Published on November 18th, 2015 | from CAMH
How You Can Help Bring out the Benefits of Brain Stimulation
What happens when medication or psychotherapy prove to be ineffective for those with mental illnesses such as depression? One impressive treatment being used at CAMH is rTMS (or Repetitive Transcranial Magnetic Stimulation), a non-invasive technique that uses magnetic impulses to stimulate centres of the brain associated with depression, providing benefits to clients without some of the side effects of other interventions.
Up until now, rTMS has only been available to those fortunate enough to participate in research studies. People like Fahad, Jane and Gail, who have shared their stories of recovery. With your help, this may be about to change.
CAMH has submitted an application to Health Quality Ontario’s Ontario Health Technology Advisory Committee (OHTAC) to have rTMS recognized for public funding. Through review of evidence-based analysis, the efficacy and safety of rTMS treatments for those with treatment-resistant depression is being considered. The process includes a public consultation, and comments in support of the intervention are required from members of the public. You can read more about the public consultation here.
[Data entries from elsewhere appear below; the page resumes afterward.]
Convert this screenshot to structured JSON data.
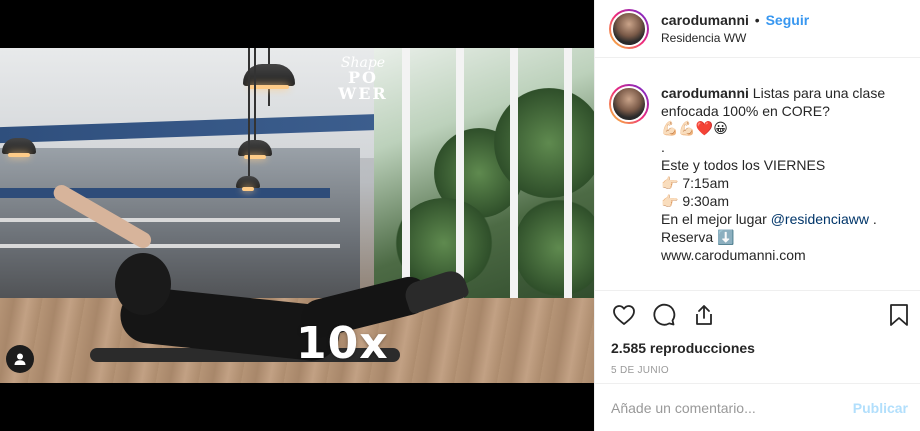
{
  "post": {
    "username": "carodumanni",
    "dot": "•",
    "follow_label": "Seguir",
    "location": "Residencia WW"
  },
  "video": {
    "overlay_reps": "10x",
    "logo_lines": [
      "Shape",
      "PO",
      "WER"
    ]
  },
  "caption": {
    "username": "carodumanni",
    "lines": [
      "Listas para una clase",
      "enfocada 100% en CORE?",
      "💪🏻💪🏻❤️😀",
      ".",
      "Este y todos los VIERNES",
      "👉🏻 7:15am",
      "👉🏻 9:30am",
      "En el mejor lugar",
      "@residenciaww",
      ".",
      "Reserva ⬇️",
      "www.carodumanni.com"
    ]
  },
  "stats": {
    "views": "2.585 reproducciones",
    "date": "5 DE JUNIO"
  },
  "comment": {
    "placeholder": "Añade un comentario...",
    "publish_label": "Publicar"
  },
  "icons": {
    "like": "heart-icon",
    "comment": "comment-icon",
    "share": "share-icon",
    "save": "bookmark-icon",
    "user_tag": "user-icon"
  },
  "colors": {
    "accent": "#3897f0",
    "publish_disabled": "#b2dffc",
    "muted": "#999999"
  }
}
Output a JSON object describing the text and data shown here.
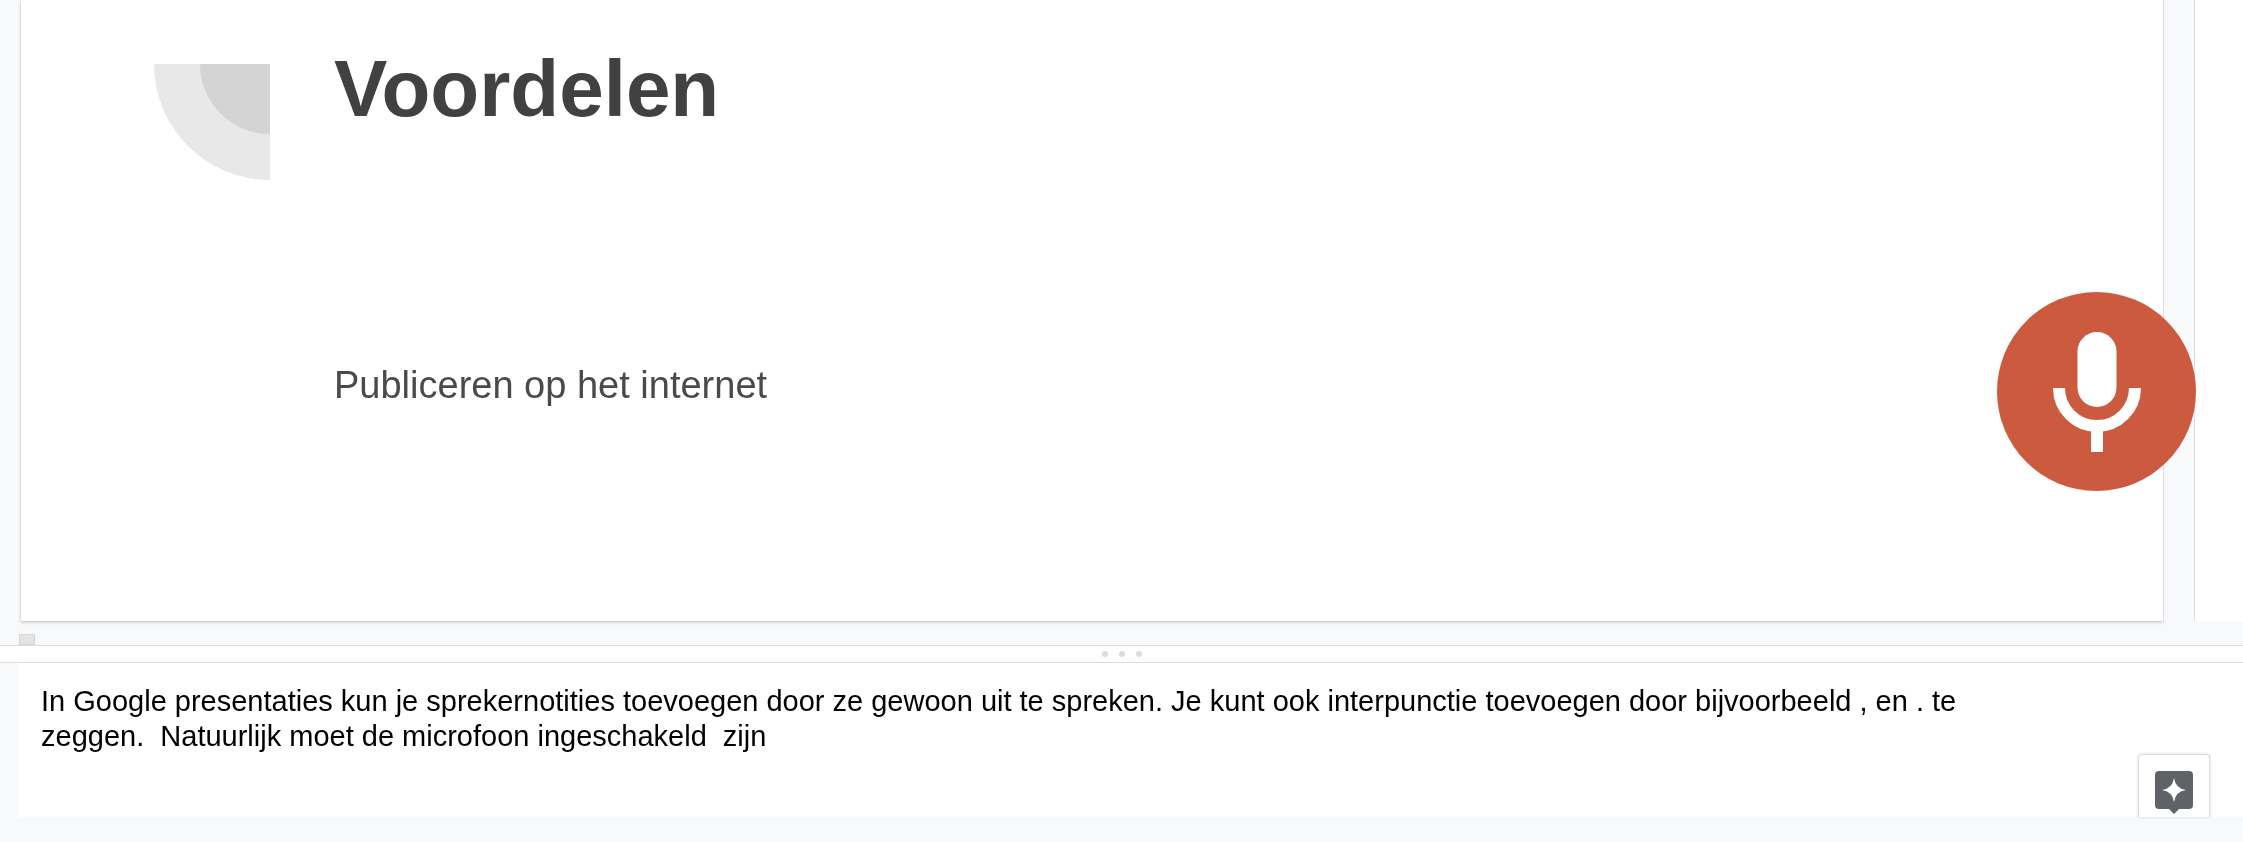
{
  "slide": {
    "title": "Voordelen",
    "body": [
      "Publiceren op het internet"
    ]
  },
  "voice_typing": {
    "listening": true
  },
  "speaker_notes": {
    "text": "In Google presentaties kun je sprekernotities toevoegen door ze gewoon uit te spreken. Je kunt ook interpunctie toevoegen door bijvoorbeeld , en . te zeggen.  Natuurlijk moet de microfoon ingeschakeld  zijn"
  }
}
rTMS is recognized as one of the most important advances in psychiatry in decades, in particular because of its effectiveness in addressing treatment-resistant depression without the side effects often experienced with Electroconvulsive Therapy or ECT. rTMS has the potential to significantly improve the lives of the 30-50% of Ontarians with depression who do not respond to medications and/or psychotherapy. But bringing these kinds of therapies to widespread use can be a challenging, multi-tiered process.
How you can help
While CAMH enthusiastically supports OHTAC’s recommendation that rTMS be publicly funded, part of their recommendations stipulate that access to rTMS be should be offered to patients only when electroconvulsive therapy has failed or is contraindicated. Our clinicians don’t believe that people should have to try ECT first. They think that rTMS should be available to patients with treatment-resistant depression when ECT is contraindicated or when the patient refuses to provide consent to ECT delivery.
This is where we need your help. If you would like to support the availability of rTMS, or if someone you know has had any experience with rTMS, please submit a comment via email to OHTAC_Comments@hqontario.ca before November 25, 2015 in support of the application for public funding of rTMS.
Please share this message, and help make rTMS treatments a possibility in Ontario for those with limited options for treatment.